Task inputs -

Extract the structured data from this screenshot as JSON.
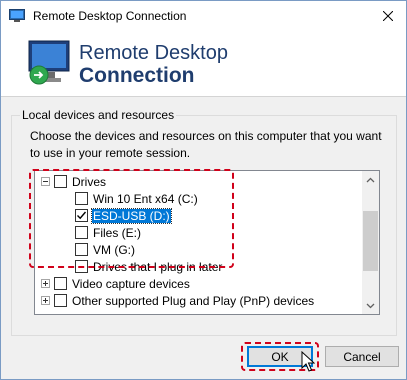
{
  "window": {
    "title": "Remote Desktop Connection",
    "icon": "remote-desktop-icon",
    "close_icon": "close-icon"
  },
  "banner": {
    "line1": "Remote Desktop",
    "line2": "Connection"
  },
  "group": {
    "label": "Local devices and resources",
    "description": "Choose the devices and resources on this computer that you want to use in your remote session."
  },
  "tree": {
    "drives": {
      "label": "Drives",
      "expanded": true,
      "checked": false
    },
    "drive_items": [
      {
        "label": "Win 10 Ent x64 (C:)",
        "checked": false
      },
      {
        "label": "ESD-USB (D:)",
        "checked": true,
        "selected": true
      },
      {
        "label": "Files (E:)",
        "checked": false
      },
      {
        "label": "VM (G:)",
        "checked": false
      },
      {
        "label": "Drives that I plug in later",
        "checked": false
      }
    ],
    "video": {
      "label": "Video capture devices",
      "expanded": false,
      "checked": false
    },
    "pnp": {
      "label": "Other supported Plug and Play (PnP) devices",
      "expanded": false,
      "checked": false
    }
  },
  "buttons": {
    "ok": "OK",
    "cancel": "Cancel"
  },
  "colors": {
    "banner_text": "#1f3d6e",
    "selection": "#0078d7",
    "highlight": "#d0021b"
  }
}
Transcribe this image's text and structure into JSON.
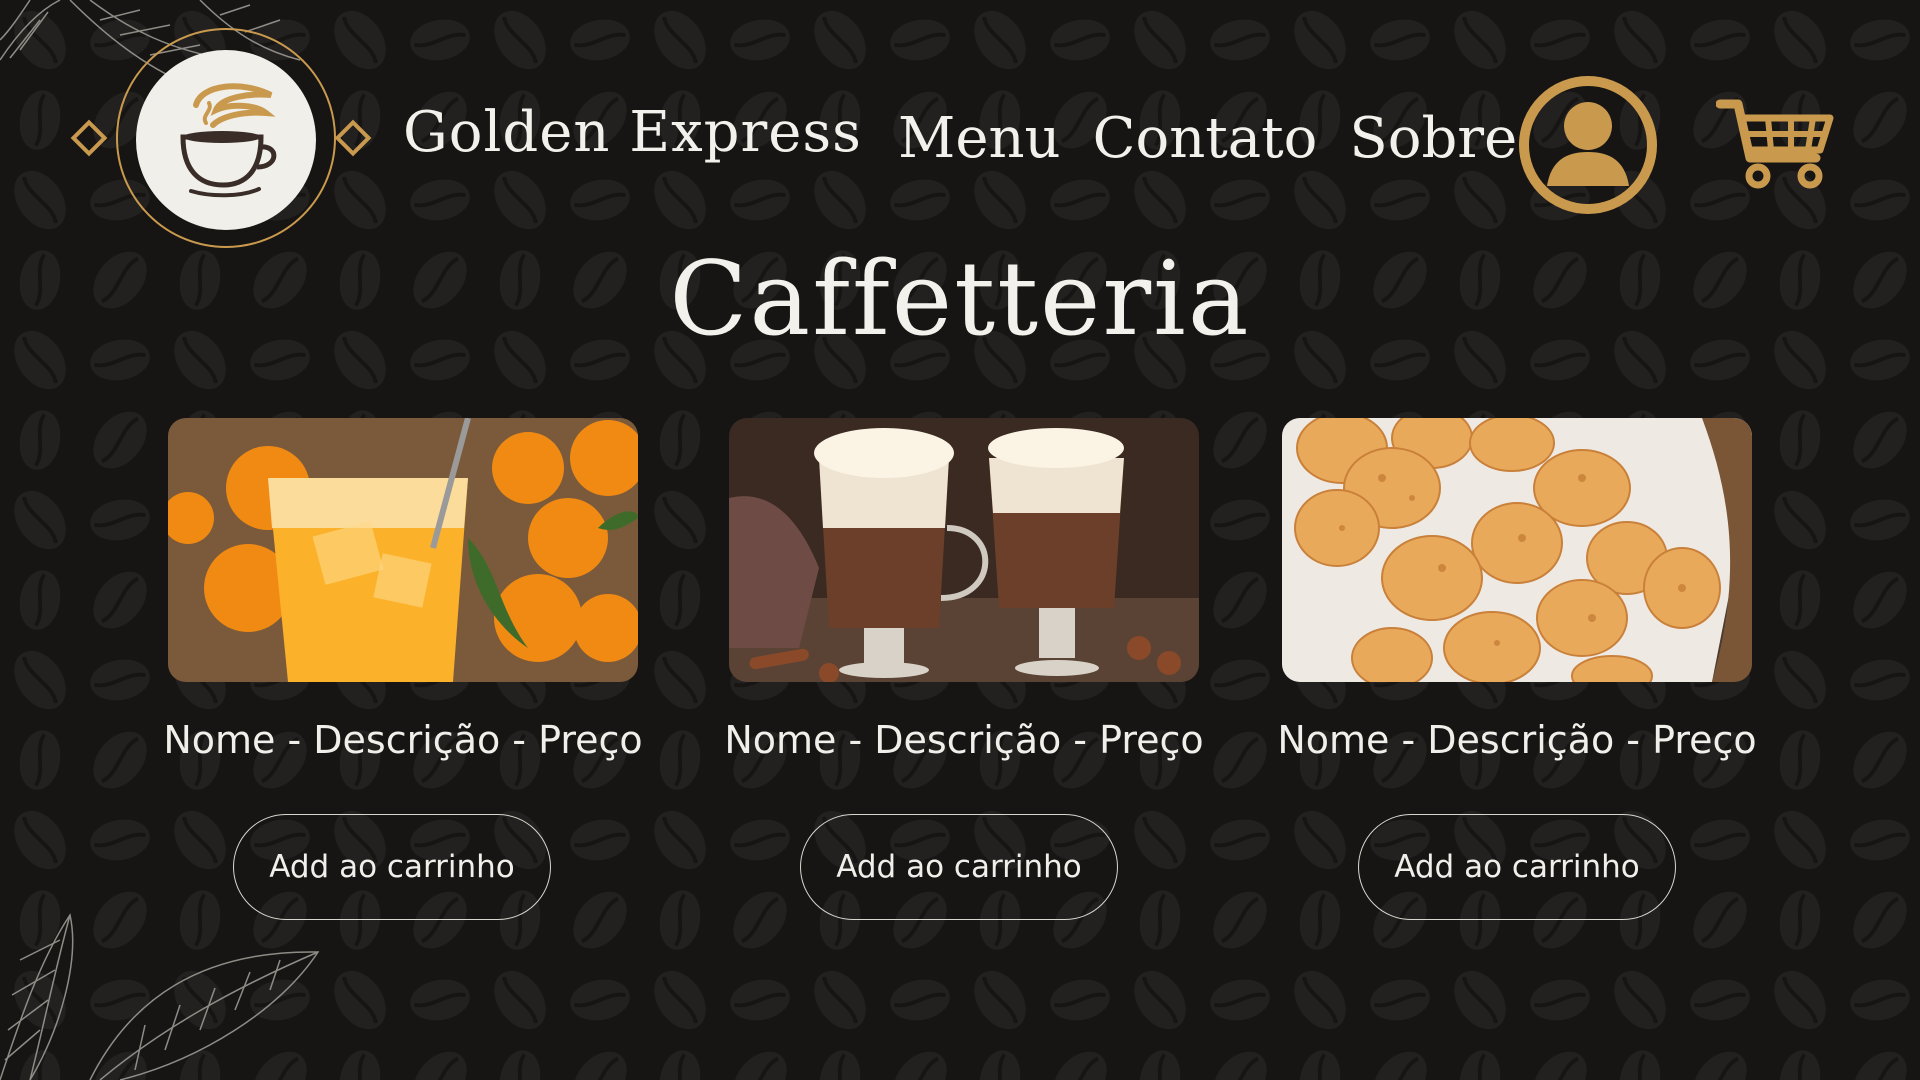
{
  "colors": {
    "background": "#161514",
    "accent_gold": "#c99a4e",
    "text": "#f3f1ec",
    "logo_disc": "#f1efea"
  },
  "header": {
    "brand_name": "Golden Express",
    "logo_icon": "coffee-cup-icon",
    "nav": [
      {
        "label": "Menu"
      },
      {
        "label": "Contato"
      },
      {
        "label": "Sobre"
      }
    ],
    "user_icon": "user-profile-icon",
    "cart_icon": "shopping-cart-icon"
  },
  "page": {
    "title": "Caffetteria"
  },
  "products": [
    {
      "image": "orange-juice-photo",
      "info": "Nome - Descrição - Preço",
      "button_label": "Add ao carrinho"
    },
    {
      "image": "hot-chocolate-photo",
      "info": "Nome - Descrição - Preço",
      "button_label": "Add ao carrinho"
    },
    {
      "image": "cheese-bread-photo",
      "info": "Nome - Descrição - Preço",
      "button_label": "Add ao carrinho"
    }
  ]
}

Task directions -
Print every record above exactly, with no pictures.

Answer to this task -
Extract the structured data from this screenshot as JSON.
{
  "window": {
    "title": "Remote Desktop Connection",
    "icon": "remote-desktop-icon",
    "close_icon": "close-icon"
  },
  "banner": {
    "line1": "Remote Desktop",
    "line2": "Connection"
  },
  "group": {
    "label": "Local devices and resources",
    "description": "Choose the devices and resources on this computer that you want to use in your remote session."
  },
  "tree": {
    "drives": {
      "label": "Drives",
      "expanded": true,
      "checked": false
    },
    "drive_items": [
      {
        "label": "Win 10 Ent x64 (C:)",
        "checked": false
      },
      {
        "label": "ESD-USB (D:)",
        "checked": true,
        "selected": true
      },
      {
        "label": "Files (E:)",
        "checked": false
      },
      {
        "label": "VM (G:)",
        "checked": false
      },
      {
        "label": "Drives that I plug in later",
        "checked": false
      }
    ],
    "video": {
      "label": "Video capture devices",
      "expanded": false,
      "checked": false
    },
    "pnp": {
      "label": "Other supported Plug and Play (PnP) devices",
      "expanded": false,
      "checked": false
    }
  },
  "buttons": {
    "ok": "OK",
    "cancel": "Cancel"
  },
  "colors": {
    "banner_text": "#1f3d6e",
    "selection": "#0078d7",
    "highlight": "#d0021b"
  }
}
Transcribe this image's text and structure into JSON.
{
  "colors": {
    "background": "#161514",
    "accent_gold": "#c99a4e",
    "text": "#f3f1ec",
    "logo_disc": "#f1efea"
  },
  "header": {
    "brand_name": "Golden Express",
    "logo_icon": "coffee-cup-icon",
    "nav": [
      {
        "label": "Menu"
      },
      {
        "label": "Contato"
      },
      {
        "label": "Sobre"
      }
    ],
    "user_icon": "user-profile-icon",
    "cart_icon": "shopping-cart-icon"
  },
  "page": {
    "title": "Caffetteria"
  },
  "products": [
    {
      "image": "orange-juice-photo",
      "info": "Nome - Descrição - Preço",
      "button_label": "Add ao carrinho"
    },
    {
      "image": "hot-chocolate-photo",
      "info": "Nome - Descrição - Preço",
      "button_label": "Add ao carrinho"
    },
    {
      "image": "cheese-bread-photo",
      "info": "Nome - Descrição - Preço",
      "button_label": "Add ao carrinho"
    }
  ]
}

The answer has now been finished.